(DATA):
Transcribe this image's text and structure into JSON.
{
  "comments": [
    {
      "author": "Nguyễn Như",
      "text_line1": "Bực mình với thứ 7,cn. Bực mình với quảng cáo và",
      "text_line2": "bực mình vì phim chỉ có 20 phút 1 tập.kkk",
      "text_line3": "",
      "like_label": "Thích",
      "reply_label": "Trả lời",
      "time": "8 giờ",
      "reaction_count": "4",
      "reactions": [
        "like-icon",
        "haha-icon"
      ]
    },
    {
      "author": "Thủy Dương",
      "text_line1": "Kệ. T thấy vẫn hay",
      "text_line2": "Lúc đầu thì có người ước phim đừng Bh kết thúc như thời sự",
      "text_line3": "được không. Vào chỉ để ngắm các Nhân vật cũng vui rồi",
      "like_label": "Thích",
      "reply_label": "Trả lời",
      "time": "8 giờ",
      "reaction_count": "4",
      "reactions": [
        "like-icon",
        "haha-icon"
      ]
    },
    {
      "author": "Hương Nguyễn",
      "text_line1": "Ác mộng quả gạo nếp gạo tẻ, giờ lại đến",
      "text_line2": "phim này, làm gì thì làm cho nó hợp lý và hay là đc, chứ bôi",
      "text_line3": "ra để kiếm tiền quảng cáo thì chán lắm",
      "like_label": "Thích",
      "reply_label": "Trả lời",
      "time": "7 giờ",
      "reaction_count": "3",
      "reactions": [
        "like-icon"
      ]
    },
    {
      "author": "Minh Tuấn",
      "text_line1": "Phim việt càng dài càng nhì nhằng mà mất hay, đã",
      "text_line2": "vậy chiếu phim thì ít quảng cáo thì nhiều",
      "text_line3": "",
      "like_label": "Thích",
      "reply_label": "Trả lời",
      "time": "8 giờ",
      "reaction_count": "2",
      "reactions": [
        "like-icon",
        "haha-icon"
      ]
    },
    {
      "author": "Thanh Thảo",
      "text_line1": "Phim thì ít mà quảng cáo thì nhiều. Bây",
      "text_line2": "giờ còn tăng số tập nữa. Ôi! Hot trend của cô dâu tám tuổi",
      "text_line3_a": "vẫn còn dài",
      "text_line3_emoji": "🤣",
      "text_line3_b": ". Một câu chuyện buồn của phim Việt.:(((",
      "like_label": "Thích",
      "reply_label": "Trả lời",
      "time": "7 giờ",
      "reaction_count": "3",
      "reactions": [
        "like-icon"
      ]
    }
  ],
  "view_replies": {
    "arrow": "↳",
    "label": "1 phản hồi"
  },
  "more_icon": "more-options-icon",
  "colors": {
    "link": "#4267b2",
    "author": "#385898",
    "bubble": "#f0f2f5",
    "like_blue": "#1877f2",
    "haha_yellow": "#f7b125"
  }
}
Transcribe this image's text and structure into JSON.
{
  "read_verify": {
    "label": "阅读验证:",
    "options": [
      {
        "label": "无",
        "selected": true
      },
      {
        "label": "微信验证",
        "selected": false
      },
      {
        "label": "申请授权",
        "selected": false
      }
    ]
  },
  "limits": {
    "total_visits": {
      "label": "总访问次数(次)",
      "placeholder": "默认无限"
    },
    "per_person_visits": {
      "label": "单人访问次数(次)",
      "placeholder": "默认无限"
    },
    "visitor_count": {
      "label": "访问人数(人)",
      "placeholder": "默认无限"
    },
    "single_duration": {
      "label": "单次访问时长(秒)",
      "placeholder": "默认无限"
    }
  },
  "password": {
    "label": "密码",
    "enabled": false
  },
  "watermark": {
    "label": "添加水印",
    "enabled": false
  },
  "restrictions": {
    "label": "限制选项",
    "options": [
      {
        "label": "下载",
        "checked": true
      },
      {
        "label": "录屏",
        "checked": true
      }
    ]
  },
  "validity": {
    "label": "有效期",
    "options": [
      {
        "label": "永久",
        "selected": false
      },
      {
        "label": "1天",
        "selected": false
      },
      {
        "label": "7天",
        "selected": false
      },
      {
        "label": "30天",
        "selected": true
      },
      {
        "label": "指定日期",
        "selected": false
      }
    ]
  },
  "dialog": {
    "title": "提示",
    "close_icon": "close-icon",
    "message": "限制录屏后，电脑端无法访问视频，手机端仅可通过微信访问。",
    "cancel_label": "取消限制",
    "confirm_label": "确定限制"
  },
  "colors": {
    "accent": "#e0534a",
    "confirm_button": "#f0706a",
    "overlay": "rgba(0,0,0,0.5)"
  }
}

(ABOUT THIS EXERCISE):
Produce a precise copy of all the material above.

(SOLUTION FOR THIS EXERCISE):
Transcribe this image's text and structure into JSON.
{
  "comments": [
    {
      "author": "Nguyễn Như",
      "text_line1": "Bực mình với thứ 7,cn. Bực mình với quảng cáo và",
      "text_line2": "bực mình vì phim chỉ có 20 phút 1 tập.kkk",
      "text_line3": "",
      "like_label": "Thích",
      "reply_label": "Trả lời",
      "time": "8 giờ",
      "reaction_count": "4",
      "reactions": [
        "like-icon",
        "haha-icon"
      ]
    },
    {
      "author": "Thủy Dương",
      "text_line1": "Kệ. T thấy vẫn hay",
      "text_line2": "Lúc đầu thì có người ước phim đừng Bh kết thúc như thời sự",
      "text_line3": "được không. Vào chỉ để ngắm các Nhân vật cũng vui rồi",
      "like_label": "Thích",
      "reply_label": "Trả lời",
      "time": "8 giờ",
      "reaction_count": "4",
      "reactions": [
        "like-icon",
        "haha-icon"
      ]
    },
    {
      "author": "Hương Nguyễn",
      "text_line1": "Ác mộng quả gạo nếp gạo tẻ, giờ lại đến",
      "text_line2": "phim này, làm gì thì làm cho nó hợp lý và hay là đc, chứ bôi",
      "text_line3": "ra để kiếm tiền quảng cáo thì chán lắm",
      "like_label": "Thích",
      "reply_label": "Trả lời",
      "time": "7 giờ",
      "reaction_count": "3",
      "reactions": [
        "like-icon"
      ]
    },
    {
      "author": "Minh Tuấn",
      "text_line1": "Phim việt càng dài càng nhì nhằng mà mất hay, đã",
      "text_line2": "vậy chiếu phim thì ít quảng cáo thì nhiều",
      "text_line3": "",
      "like_label": "Thích",
      "reply_label": "Trả lời",
      "time": "8 giờ",
      "reaction_count": "2",
      "reactions": [
        "like-icon",
        "haha-icon"
      ]
    },
    {
      "author": "Thanh Thảo",
      "text_line1": "Phim thì ít mà quảng cáo thì nhiều. Bây",
      "text_line2": "giờ còn tăng số tập nữa. Ôi! Hot trend của cô dâu tám tuổi",
      "text_line3_a": "vẫn còn dài",
      "text_line3_emoji": "🤣",
      "text_line3_b": ". Một câu chuyện buồn của phim Việt.:(((",
      "like_label": "Thích",
      "reply_label": "Trả lời",
      "time": "7 giờ",
      "reaction_count": "3",
      "reactions": [
        "like-icon"
      ]
    }
  ],
  "view_replies": {
    "arrow": "↳",
    "label": "1 phản hồi"
  },
  "more_icon": "more-options-icon",
  "colors": {
    "link": "#4267b2",
    "author": "#385898",
    "bubble": "#f0f2f5",
    "like_blue": "#1877f2",
    "haha_yellow": "#f7b125"
  }
}
Transcribe this image's text and structure into JSON.
{
  "read_verify": {
    "label": "阅读验证:",
    "options": [
      {
        "label": "无",
        "selected": true
      },
      {
        "label": "微信验证",
        "selected": false
      },
      {
        "label": "申请授权",
        "selected": false
      }
    ]
  },
  "limits": {
    "total_visits": {
      "label": "总访问次数(次)",
      "placeholder": "默认无限"
    },
    "per_person_visits": {
      "label": "单人访问次数(次)",
      "placeholder": "默认无限"
    },
    "visitor_count": {
      "label": "访问人数(人)",
      "placeholder": "默认无限"
    },
    "single_duration": {
      "label": "单次访问时长(秒)",
      "placeholder": "默认无限"
    }
  },
  "password": {
    "label": "密码",
    "enabled": false
  },
  "watermark": {
    "label": "添加水印",
    "enabled": false
  },
  "restrictions": {
    "label": "限制选项",
    "options": [
      {
        "label": "下载",
        "checked": true
      },
      {
        "label": "录屏",
        "checked": true
      }
    ]
  },
  "validity": {
    "label": "有效期",
    "options": [
      {
        "label": "永久",
        "selected": false
      },
      {
        "label": "1天",
        "selected": false
      },
      {
        "label": "7天",
        "selected": false
      },
      {
        "label": "30天",
        "selected": true
      },
      {
        "label": "指定日期",
        "selected": false
      }
    ]
  },
  "dialog": {
    "title": "提示",
    "close_icon": "close-icon",
    "message": "限制录屏后，电脑端无法访问视频，手机端仅可通过微信访问。",
    "cancel_label": "取消限制",
    "confirm_label": "确定限制"
  },
  "colors": {
    "accent": "#e0534a",
    "confirm_button": "#f0706a",
    "overlay": "rgba(0,0,0,0.5)"
  }
}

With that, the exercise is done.